Ooops. Hit Post Reply instead of preview. The second part of my post was meant for the later comment. The key thing I was really trying to say was that I prefer explanations in terms of institutions to explanations in terms of character. Not that I deny character is important, but rather that I think we need some deeper explanations as well. There has been some great work from Marx through to Petitt on institutions as key features of society. Sorry for the incomplete fragment before.
I think it's safe to say that ideas of moral decline as the basis for the collapse of the Western Empire have been left in the early twentieth century.
I don't mean moral decline in terms of alcholism, sex and cruelty. The point I'm trying to make is a bit more subtle; that easy times and brutalism undermined their committment to shared values and the institutions that created the empire.
It may also be worth bearing in mind that Roman history includes tens of millions of people in dozens of countries for 1000 years in the west and another thousand years in the east. So generalisations about character can be a bit dangerous.
Well, I really liked that podcast. Thanks. And here's my certified theory about the fall of the Roman Empire ...
Ultimately, the Roman empire fell because they lost the battle of Adrianople, when the Goths wiped out the Roman field army. But the interesting thing is that Rome had suffered whole series of such awful defeats in the past - notably against Hannibaal, and also against Cimbri and Teutones. So what really happened is that that they lost the reslience to deal with such setbacks. Their society had become ossified, for whatever reason (I have my own right-wing theories on that). I've no doubt that energy shortages, and failure to innovate in response, played a role. However, perhaps slavery and conquest also engendered a moral corruption that undermined their moral and institutional virtue.
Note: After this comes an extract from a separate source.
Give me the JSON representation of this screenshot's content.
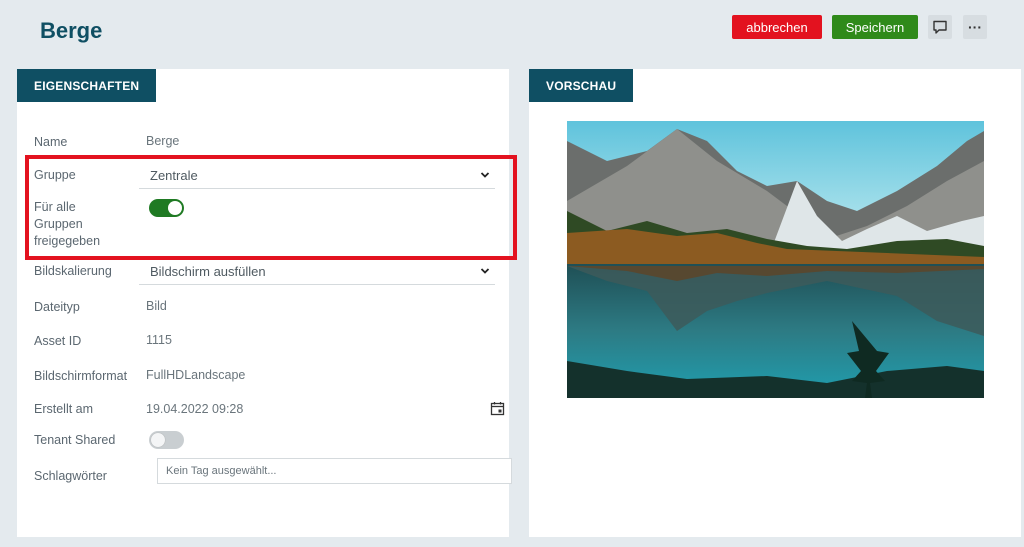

What is really interesting is that the Eastern Roman Empire went on for another one thousand years. That is, three times the age of the USA, or as long as post-1066 Britain. So despite all their many failings, a strong city with impregnable walls and the key Eastern trade route (and Greek fire) was enough to prop them up - well, forever, despite their corrupt political and economic system. Amazing.
So I think the Roman Empire fell because its institutions failed. But I guess you're right; cheaper energy could have propped them up for longer. Or maybe I should say, cheap energy and military might propped them up for 250 years before the overdue collapse finally came. Or maybe the collapse only came because Constatine gutted the west to feed the east? A flight of capital could also explain it - although that boils down to pretty much your argument; that is, about relative productivity and cost of production.
Our societies do have cheap oil at the moment, but that is just a blip. More generally, we keep our energy cheap and production costs low through innovation. If innovation stops, then I think our societies will decline.
Really thought-provoking podcast David. Thanks.
BTW, great subbing RB.
Helen Clark stood by Philip Field while he claimed to have been exonerated by the Ingram report. Here is the picture and story.
After the Ingram report was released, Michael Cullen continued to say "After all, the fundamental fault Mr Field committed was to work too hard on behalf of the many, many hundreds of people who come to his electorate office on immigration matters."
Here is the Hansard of Dr Cullen's comment in the snap debate. The Hansard includes a number of other gems, including the Deputy Prime Minister saying Mr Brownlee would "have to dry out Mr Siriwan if he were to put him in the witness box" and being immediately followed by Taito Philip Field saying "I am delighted that the Ingram report has now finally been completed and that I have been cleared of the serious, false allegations of conflict of interest."
That was the official Parliamentary Labour party response in the snap debate on the Ingram report.
Gak! SST has a feature. Apparently 80% of new doctors are foreign trained. Go figure.
I'm not sure bonding will work. Not a bad idea in theory, but people can always buy their way out of bonds. I think making people feel valued and rewarded will work better.
I'm also not sure how many Doctors do come back from overseas, but admit to having no data on the issue.
You're not serious Malcolm? What about NZ medical research?
Well, maybe I'm being a bit naughty. But what is happening at the moment? Heaps of doctors go overseas, while we import heaps more from other countries. So why are we training all these departing doctors?
There is some kind of systemic problem, to do with debt, salaries and opportunities. When big student fees were introduced, the argument was that they reflected the private benefit of eduction. With hindsight, we can see that has encourged people to chase the (higher) private benefit overses, and we have found that actually there is a substantial public benefit in actually having some doctors.
To me, both National and Labour have ignored the fact that we are a small country in a global labour market. That was ignored by National's labour market and education reforms in the 1990s, and is being ignored by Labour's current income tax policy.
My opionion is that our health system would work better if we had less tall poppy syndrome, and less envy of successful people.
We could get rid of our medical schools, and just import doctors from overseas. That would save bucketloads of money at both the schools themselves and the clincal teaching centres.
He's probably still looking for the cassette player that comes with it, and wondering why the headphone plug is soooo big.
Seriously though, it must be a bit of Rip Van Winkle experience for him. What else has changed out of recognition while he has been inside?